The Occupy Wall Street protests have come and mostly gone, and whether they continue to have an impact or not, they have brought an astounding fact to the public's attention: a mere 1 percent of Americans own just under half of the country's financial assets and other investments. America, it would seem, is less equitable than ever, thanks to our no-holds-barred capitalist system."
Worker-Owners of America, Unite!
by Gar Alperovitz
from Truth Out :
Date: 5 January 2012
Subject: Big Money, Big Sports, Big Scandal: Universities Gone Wild.


Much media attention has been drawn to the fact that Penn State pulls in tens of millions of dollars in football revenue, but nothing has been said of the fact that it also receives millions from Defense Department contracts and grants, ranking sixth among universities and colleges receiving funds for military research.

Universities Gone Wild: Big Money, Big Sports and Scandalous Abuse at Penn State
by Henry A. Giroux and Susan Searls Giroux

from Historians Against War :
Date: 14 December 2011.
[haw-info] HAW Notes 12/14/11, including links to recent articles of interest.

Links to Recent Articles of Interest

"Washington's Actions on Palestine Don't Differ from Gingrich's Words"

By Juan Cole, Informed Comment blog, posted December 11
The author teaches history at the University of Michigan

"David Montgomery Obituary"
By Eric Foner, The Guardian, posted December 11
The author teaches history at Columbia University

"War on Iran Has Already Begun: Act before It Threatens All of Us"
By Seamas Milne, The Guardian, posted December 7

"Playing with Fire: Obama's Risky Oil Threat to China"
By Michael Klare, TomDispatch.com, posted December 6

"U.S. Budget Cuts and the Next War of Choice"
By Bennett Ramberg, Japan Times, posted December 5

"Israeli Ads against Marriage with American Jews Are Part of a Population War"
By Juan Cole, Informed Comment blog, posted December 3

"Occupy the American Historical Association: Demand a WPA Federal Writers' Project"
By Jesse Lemisch, History News Network, posted November 28
The author is a professor emeritus of history at John Jay College, CUNY

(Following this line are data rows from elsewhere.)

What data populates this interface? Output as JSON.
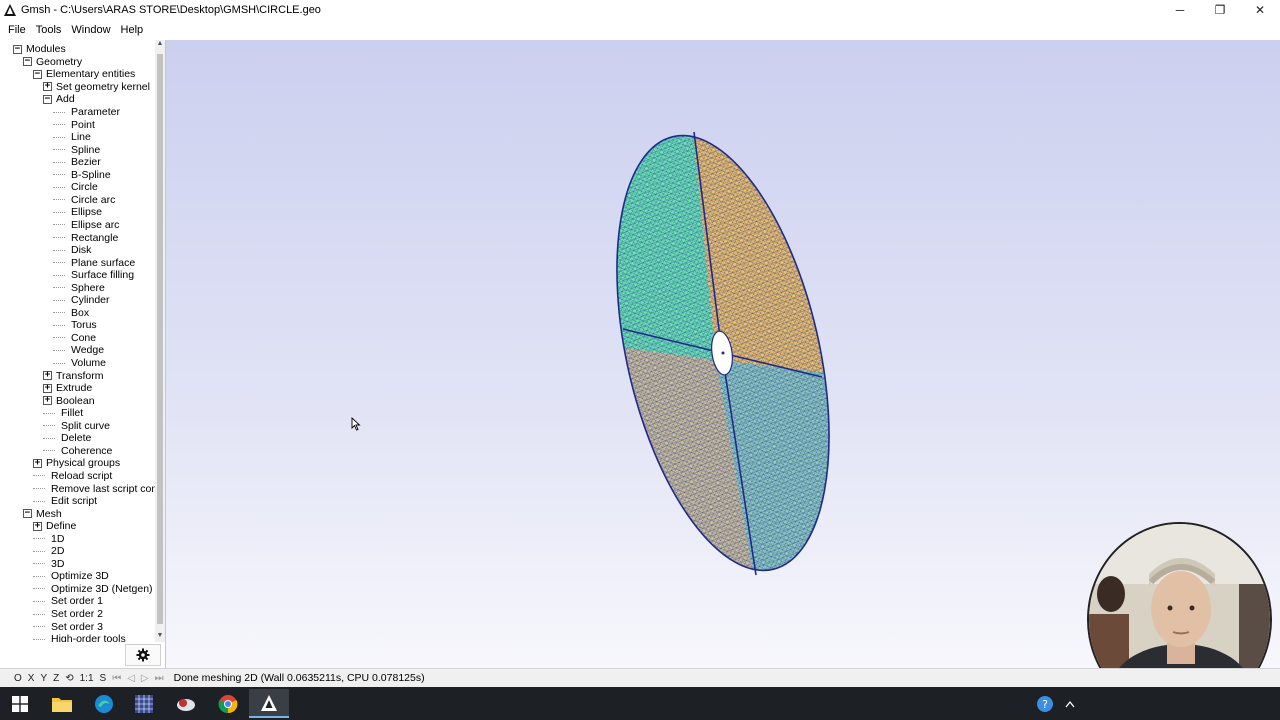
{
  "window": {
    "title": "Gmsh - C:\\Users\\ARAS STORE\\Desktop\\GMSH\\CIRCLE.geo",
    "controls": [
      "─",
      "❐",
      "✕"
    ]
  },
  "menu": [
    "File",
    "Tools",
    "Window",
    "Help"
  ],
  "tree": [
    {
      "label": "Modules",
      "level": 0,
      "box": "-"
    },
    {
      "label": "Geometry",
      "level": 1,
      "box": "-"
    },
    {
      "label": "Elementary entities",
      "level": 2,
      "box": "-"
    },
    {
      "label": "Set geometry kernel",
      "level": 3,
      "box": "+"
    },
    {
      "label": "Add",
      "level": 3,
      "box": "-"
    },
    {
      "label": "Parameter",
      "level": 4
    },
    {
      "label": "Point",
      "level": 4
    },
    {
      "label": "Line",
      "level": 4
    },
    {
      "label": "Spline",
      "level": 4
    },
    {
      "label": "Bezier",
      "level": 4
    },
    {
      "label": "B-Spline",
      "level": 4
    },
    {
      "label": "Circle",
      "level": 4
    },
    {
      "label": "Circle arc",
      "level": 4
    },
    {
      "label": "Ellipse",
      "level": 4
    },
    {
      "label": "Ellipse arc",
      "level": 4
    },
    {
      "label": "Rectangle",
      "level": 4
    },
    {
      "label": "Disk",
      "level": 4
    },
    {
      "label": "Plane surface",
      "level": 4
    },
    {
      "label": "Surface filling",
      "level": 4
    },
    {
      "label": "Sphere",
      "level": 4
    },
    {
      "label": "Cylinder",
      "level": 4
    },
    {
      "label": "Box",
      "level": 4
    },
    {
      "label": "Torus",
      "level": 4
    },
    {
      "label": "Cone",
      "level": 4
    },
    {
      "label": "Wedge",
      "level": 4
    },
    {
      "label": "Volume",
      "level": 4
    },
    {
      "label": "Transform",
      "level": 3,
      "box": "+"
    },
    {
      "label": "Extrude",
      "level": 3,
      "box": "+"
    },
    {
      "label": "Boolean",
      "level": 3,
      "box": "+"
    },
    {
      "label": "Fillet",
      "level": 3
    },
    {
      "label": "Split curve",
      "level": 3
    },
    {
      "label": "Delete",
      "level": 3
    },
    {
      "label": "Coherence",
      "level": 3
    },
    {
      "label": "Physical groups",
      "level": 2,
      "box": "+"
    },
    {
      "label": "Reload script",
      "level": 2
    },
    {
      "label": "Remove last script command",
      "level": 2
    },
    {
      "label": "Edit script",
      "level": 2
    },
    {
      "label": "Mesh",
      "level": 1,
      "box": "-"
    },
    {
      "label": "Define",
      "level": 2,
      "box": "+"
    },
    {
      "label": "1D",
      "level": 2
    },
    {
      "label": "2D",
      "level": 2
    },
    {
      "label": "3D",
      "level": 2
    },
    {
      "label": "Optimize 3D",
      "level": 2
    },
    {
      "label": "Optimize 3D (Netgen)",
      "level": 2
    },
    {
      "label": "Set order 1",
      "level": 2
    },
    {
      "label": "Set order 2",
      "level": 2
    },
    {
      "label": "Set order 3",
      "level": 2
    },
    {
      "label": "High-order tools",
      "level": 2
    }
  ],
  "status": {
    "buttons": [
      "O",
      "X",
      "Y",
      "Z",
      "⟲",
      "1:1",
      "S",
      "⏮",
      "◁",
      "▷",
      "⏭"
    ],
    "message": "Done meshing 2D (Wall 0.0635211s, CPU 0.078125s)"
  },
  "taskbar": {
    "items": [
      "windows-start",
      "file-explorer",
      "edge",
      "app-grid",
      "app-cloud",
      "chrome",
      "gmsh"
    ]
  },
  "colors": {
    "viewport_top": "#ccd0ef",
    "viewport_bottom": "#f7f7fc",
    "surface_green": "#6ee8b4",
    "surface_orange": "#f2c66a",
    "surface_olive": "#cfc49a",
    "surface_teal": "#8fcfc0",
    "mesh_line": "#1e2a8c",
    "taskbar": "#1d2126"
  }
}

Thanks to Rusti Eisenberg and Rosalyn Baxandall for suggesting items that are included in the above list.  Suggestions can be sent to jimobrien48@gmail.com.

from William Blum :
Date: 2 December 2011
Subject: “THE BIG LIE.”

Anti-Empire Report, January 3, 2012

from Jonathan M. Feldman :
Date: 6 January 2012
Subject: Is Capitalist Reconstruction once again possible?

Please find above a link for my article on Economic Reconstruction as a solution to environmental and economic
crises.  I apologize in advance for any double posting.
Best reagards, Jonathan Feldman



Dr. Jonathan M. Feldman
Visiting Researcher, REMESO Institutet för forskning om migration,
ethnicitet och samhälle, Linköping University
SMART Fellow, University of Michigan
Associate Professor, Department of Economic History,
Stockholm University
S-106 91 Stockholm, Sweden
Phone: +46 707981634 or +468162843